Return the data given below exactly as it appears.
───── SUPPLIED ENTRIES
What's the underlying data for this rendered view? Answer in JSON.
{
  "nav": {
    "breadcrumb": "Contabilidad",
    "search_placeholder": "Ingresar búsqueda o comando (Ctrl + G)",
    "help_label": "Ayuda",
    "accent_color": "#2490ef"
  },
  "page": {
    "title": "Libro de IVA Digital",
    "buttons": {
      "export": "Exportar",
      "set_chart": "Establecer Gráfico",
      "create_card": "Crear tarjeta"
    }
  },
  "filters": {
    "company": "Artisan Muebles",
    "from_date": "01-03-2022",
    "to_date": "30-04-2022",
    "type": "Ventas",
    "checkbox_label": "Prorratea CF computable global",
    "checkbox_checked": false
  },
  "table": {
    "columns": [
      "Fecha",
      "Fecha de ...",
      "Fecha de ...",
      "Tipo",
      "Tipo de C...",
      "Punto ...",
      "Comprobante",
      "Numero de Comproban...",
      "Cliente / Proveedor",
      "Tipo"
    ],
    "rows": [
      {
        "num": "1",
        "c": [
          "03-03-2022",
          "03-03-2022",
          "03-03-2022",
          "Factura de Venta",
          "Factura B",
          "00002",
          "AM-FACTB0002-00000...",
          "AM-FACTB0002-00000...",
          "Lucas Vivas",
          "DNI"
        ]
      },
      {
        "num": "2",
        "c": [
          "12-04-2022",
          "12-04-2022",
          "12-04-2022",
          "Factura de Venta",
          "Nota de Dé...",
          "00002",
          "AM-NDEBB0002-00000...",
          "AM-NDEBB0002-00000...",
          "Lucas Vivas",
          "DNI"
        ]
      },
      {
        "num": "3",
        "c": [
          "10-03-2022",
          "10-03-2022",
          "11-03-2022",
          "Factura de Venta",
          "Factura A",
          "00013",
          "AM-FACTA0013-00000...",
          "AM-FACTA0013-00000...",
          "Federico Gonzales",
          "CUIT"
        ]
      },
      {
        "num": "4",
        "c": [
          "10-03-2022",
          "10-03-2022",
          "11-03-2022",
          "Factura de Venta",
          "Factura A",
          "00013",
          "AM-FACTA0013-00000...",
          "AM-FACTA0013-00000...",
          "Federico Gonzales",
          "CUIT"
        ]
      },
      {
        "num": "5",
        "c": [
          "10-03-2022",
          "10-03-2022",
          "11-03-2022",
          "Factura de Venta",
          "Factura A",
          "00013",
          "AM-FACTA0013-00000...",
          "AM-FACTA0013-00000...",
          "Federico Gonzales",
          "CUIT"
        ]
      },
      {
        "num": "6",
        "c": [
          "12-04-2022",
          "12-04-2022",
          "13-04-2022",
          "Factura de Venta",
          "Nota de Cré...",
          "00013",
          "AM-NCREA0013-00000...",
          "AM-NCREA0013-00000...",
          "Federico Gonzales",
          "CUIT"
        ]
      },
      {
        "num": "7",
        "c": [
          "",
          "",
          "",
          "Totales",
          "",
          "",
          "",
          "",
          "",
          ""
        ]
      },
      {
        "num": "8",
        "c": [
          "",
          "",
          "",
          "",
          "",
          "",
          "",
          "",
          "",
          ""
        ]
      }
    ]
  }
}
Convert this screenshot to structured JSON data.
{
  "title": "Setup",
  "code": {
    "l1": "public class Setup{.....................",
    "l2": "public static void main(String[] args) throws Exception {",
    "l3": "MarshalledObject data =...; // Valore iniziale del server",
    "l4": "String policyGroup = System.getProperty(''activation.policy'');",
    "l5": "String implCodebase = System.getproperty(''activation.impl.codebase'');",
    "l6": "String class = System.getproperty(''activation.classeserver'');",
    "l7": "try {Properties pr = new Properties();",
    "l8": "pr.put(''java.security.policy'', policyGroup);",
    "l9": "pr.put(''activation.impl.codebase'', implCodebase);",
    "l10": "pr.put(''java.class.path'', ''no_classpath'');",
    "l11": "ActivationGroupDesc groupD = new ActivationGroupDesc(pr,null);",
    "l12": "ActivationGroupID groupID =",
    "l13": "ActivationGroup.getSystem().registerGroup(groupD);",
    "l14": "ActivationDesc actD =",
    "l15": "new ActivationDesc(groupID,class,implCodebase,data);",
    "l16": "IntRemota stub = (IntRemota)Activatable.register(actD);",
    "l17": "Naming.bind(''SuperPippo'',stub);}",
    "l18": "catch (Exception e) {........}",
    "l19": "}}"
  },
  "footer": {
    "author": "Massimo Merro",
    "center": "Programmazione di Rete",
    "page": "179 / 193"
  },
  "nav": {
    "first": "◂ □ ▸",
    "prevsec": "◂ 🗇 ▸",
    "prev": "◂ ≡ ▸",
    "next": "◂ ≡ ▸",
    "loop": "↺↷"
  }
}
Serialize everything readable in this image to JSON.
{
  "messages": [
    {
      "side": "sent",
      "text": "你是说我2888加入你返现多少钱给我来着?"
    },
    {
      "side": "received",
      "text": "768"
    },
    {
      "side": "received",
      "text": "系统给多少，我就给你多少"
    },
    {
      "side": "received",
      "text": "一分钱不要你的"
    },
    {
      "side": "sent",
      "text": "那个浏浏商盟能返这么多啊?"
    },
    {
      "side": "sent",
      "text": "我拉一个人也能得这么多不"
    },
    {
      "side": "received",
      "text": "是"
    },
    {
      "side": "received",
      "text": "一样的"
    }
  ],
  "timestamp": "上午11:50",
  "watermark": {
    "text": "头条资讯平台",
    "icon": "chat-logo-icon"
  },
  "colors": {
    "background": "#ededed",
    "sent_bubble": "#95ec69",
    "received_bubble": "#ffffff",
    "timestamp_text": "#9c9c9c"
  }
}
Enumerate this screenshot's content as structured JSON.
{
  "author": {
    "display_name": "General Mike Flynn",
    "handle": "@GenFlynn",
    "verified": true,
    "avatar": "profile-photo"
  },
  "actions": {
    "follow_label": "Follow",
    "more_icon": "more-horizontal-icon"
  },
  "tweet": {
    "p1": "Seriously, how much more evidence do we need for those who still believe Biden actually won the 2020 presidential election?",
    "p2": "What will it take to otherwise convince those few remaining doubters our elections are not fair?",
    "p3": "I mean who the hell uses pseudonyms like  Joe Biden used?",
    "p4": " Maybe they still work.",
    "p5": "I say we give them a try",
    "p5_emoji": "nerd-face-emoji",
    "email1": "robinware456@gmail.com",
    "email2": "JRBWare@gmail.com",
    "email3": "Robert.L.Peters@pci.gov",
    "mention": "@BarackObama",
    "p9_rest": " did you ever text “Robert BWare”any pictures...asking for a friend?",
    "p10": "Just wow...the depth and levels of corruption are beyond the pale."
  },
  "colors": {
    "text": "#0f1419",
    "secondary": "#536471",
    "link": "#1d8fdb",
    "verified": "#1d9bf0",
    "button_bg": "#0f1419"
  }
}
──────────
SOLVED EXERCISE:
What's the underlying data for this rendered view? Answer in JSON.
{
  "nav": {
    "breadcrumb": "Contabilidad",
    "search_placeholder": "Ingresar búsqueda o comando (Ctrl + G)",
    "help_label": "Ayuda",
    "accent_color": "#2490ef"
  },
  "page": {
    "title": "Libro de IVA Digital",
    "buttons": {
      "export": "Exportar",
      "set_chart": "Establecer Gráfico",
      "create_card": "Crear tarjeta"
    }
  },
  "filters": {
    "company": "Artisan Muebles",
    "from_date": "01-03-2022",
    "to_date": "30-04-2022",
    "type": "Ventas",
    "checkbox_label": "Prorratea CF computable global",
    "checkbox_checked": false
  },
  "table": {
    "columns": [
      "Fecha",
      "Fecha de ...",
      "Fecha de ...",
      "Tipo",
      "Tipo de C...",
      "Punto ...",
      "Comprobante",
      "Numero de Comproban...",
      "Cliente / Proveedor",
      "Tipo"
    ],
    "rows": [
      {
        "num": "1",
        "c": [
          "03-03-2022",
          "03-03-2022",
          "03-03-2022",
          "Factura de Venta",
          "Factura B",
          "00002",
          "AM-FACTB0002-00000...",
          "AM-FACTB0002-00000...",
          "Lucas Vivas",
          "DNI"
        ]
      },
      {
        "num": "2",
        "c": [
          "12-04-2022",
          "12-04-2022",
          "12-04-2022",
          "Factura de Venta",
          "Nota de Dé...",
          "00002",
          "AM-NDEBB0002-00000...",
          "AM-NDEBB0002-00000...",
          "Lucas Vivas",
          "DNI"
        ]
      },
      {
        "num": "3",
        "c": [
          "10-03-2022",
          "10-03-2022",
          "11-03-2022",
          "Factura de Venta",
          "Factura A",
          "00013",
          "AM-FACTA0013-00000...",
          "AM-FACTA0013-00000...",
          "Federico Gonzales",
          "CUIT"
        ]
      },
      {
        "num": "4",
        "c": [
          "10-03-2022",
          "10-03-2022",
          "11-03-2022",
          "Factura de Venta",
          "Factura A",
          "00013",
          "AM-FACTA0013-00000...",
          "AM-FACTA0013-00000...",
          "Federico Gonzales",
          "CUIT"
        ]
      },
      {
        "num": "5",
        "c": [
          "10-03-2022",
          "10-03-2022",
          "11-03-2022",
          "Factura de Venta",
          "Factura A",
          "00013",
          "AM-FACTA0013-00000...",
          "AM-FACTA0013-00000...",
          "Federico Gonzales",
          "CUIT"
        ]
      },
      {
        "num": "6",
        "c": [
          "12-04-2022",
          "12-04-2022",
          "13-04-2022",
          "Factura de Venta",
          "Nota de Cré...",
          "00013",
          "AM-NCREA0013-00000...",
          "AM-NCREA0013-00000...",
          "Federico Gonzales",
          "CUIT"
        ]
      },
      {
        "num": "7",
        "c": [
          "",
          "",
          "",
          "Totales",
          "",
          "",
          "",
          "",
          "",
          ""
        ]
      },
      {
        "num": "8",
        "c": [
          "",
          "",
          "",
          "",
          "",
          "",
          "",
          "",
          "",
          ""
        ]
      }
    ]
  }
}
Convert this screenshot to structured JSON data.
{
  "title": "Setup",
  "code": {
    "l1": "public class Setup{.....................",
    "l2": "public static void main(String[] args) throws Exception {",
    "l3": "MarshalledObject data =...; // Valore iniziale del server",
    "l4": "String policyGroup = System.getProperty(''activation.policy'');",
    "l5": "String implCodebase = System.getproperty(''activation.impl.codebase'');",
    "l6": "String class = System.getproperty(''activation.classeserver'');",
    "l7": "try {Properties pr = new Properties();",
    "l8": "pr.put(''java.security.policy'', policyGroup);",
    "l9": "pr.put(''activation.impl.codebase'', implCodebase);",
    "l10": "pr.put(''java.class.path'', ''no_classpath'');",
    "l11": "ActivationGroupDesc groupD = new ActivationGroupDesc(pr,null);",
    "l12": "ActivationGroupID groupID =",
    "l13": "ActivationGroup.getSystem().registerGroup(groupD);",
    "l14": "ActivationDesc actD =",
    "l15": "new ActivationDesc(groupID,class,implCodebase,data);",
    "l16": "IntRemota stub = (IntRemota)Activatable.register(actD);",
    "l17": "Naming.bind(''SuperPippo'',stub);}",
    "l18": "catch (Exception e) {........}",
    "l19": "}}"
  },
  "footer": {
    "author": "Massimo Merro",
    "center": "Programmazione di Rete",
    "page": "179 / 193"
  },
  "nav": {
    "first": "◂ □ ▸",
    "prevsec": "◂ 🗇 ▸",
    "prev": "◂ ≡ ▸",
    "next": "◂ ≡ ▸",
    "loop": "↺↷"
  }
}
Serialize everything readable in this image to JSON.
{
  "messages": [
    {
      "side": "sent",
      "text": "你是说我2888加入你返现多少钱给我来着?"
    },
    {
      "side": "received",
      "text": "768"
    },
    {
      "side": "received",
      "text": "系统给多少，我就给你多少"
    },
    {
      "side": "received",
      "text": "一分钱不要你的"
    },
    {
      "side": "sent",
      "text": "那个浏浏商盟能返这么多啊?"
    },
    {
      "side": "sent",
      "text": "我拉一个人也能得这么多不"
    },
    {
      "side": "received",
      "text": "是"
    },
    {
      "side": "received",
      "text": "一样的"
    }
  ],
  "timestamp": "上午11:50",
  "watermark": {
    "text": "头条资讯平台",
    "icon": "chat-logo-icon"
  },
  "colors": {
    "background": "#ededed",
    "sent_bubble": "#95ec69",
    "received_bubble": "#ffffff",
    "timestamp_text": "#9c9c9c"
  }
}
Enumerate this screenshot's content as structured JSON.
{
  "author": {
    "display_name": "General Mike Flynn",
    "handle": "@GenFlynn",
    "verified": true,
    "avatar": "profile-photo"
  },
  "actions": {
    "follow_label": "Follow",
    "more_icon": "more-horizontal-icon"
  },
  "tweet": {
    "p1": "Seriously, how much more evidence do we need for those who still believe Biden actually won the 2020 presidential election?",
    "p2": "What will it take to otherwise convince those few remaining doubters our elections are not fair?",
    "p3": "I mean who the hell uses pseudonyms like  Joe Biden used?",
    "p4": " Maybe they still work.",
    "p5": "I say we give them a try",
    "p5_emoji": "nerd-face-emoji",
    "email1": "robinware456@gmail.com",
    "email2": "JRBWare@gmail.com",
    "email3": "Robert.L.Peters@pci.gov",
    "mention": "@BarackObama",
    "p9_rest": " did you ever text “Robert BWare”any pictures...asking for a friend?",
    "p10": "Just wow...the depth and levels of corruption are beyond the pale."
  },
  "colors": {
    "text": "#0f1419",
    "secondary": "#536471",
    "link": "#1d8fdb",
    "verified": "#1d9bf0",
    "button_bg": "#0f1419"
  }
}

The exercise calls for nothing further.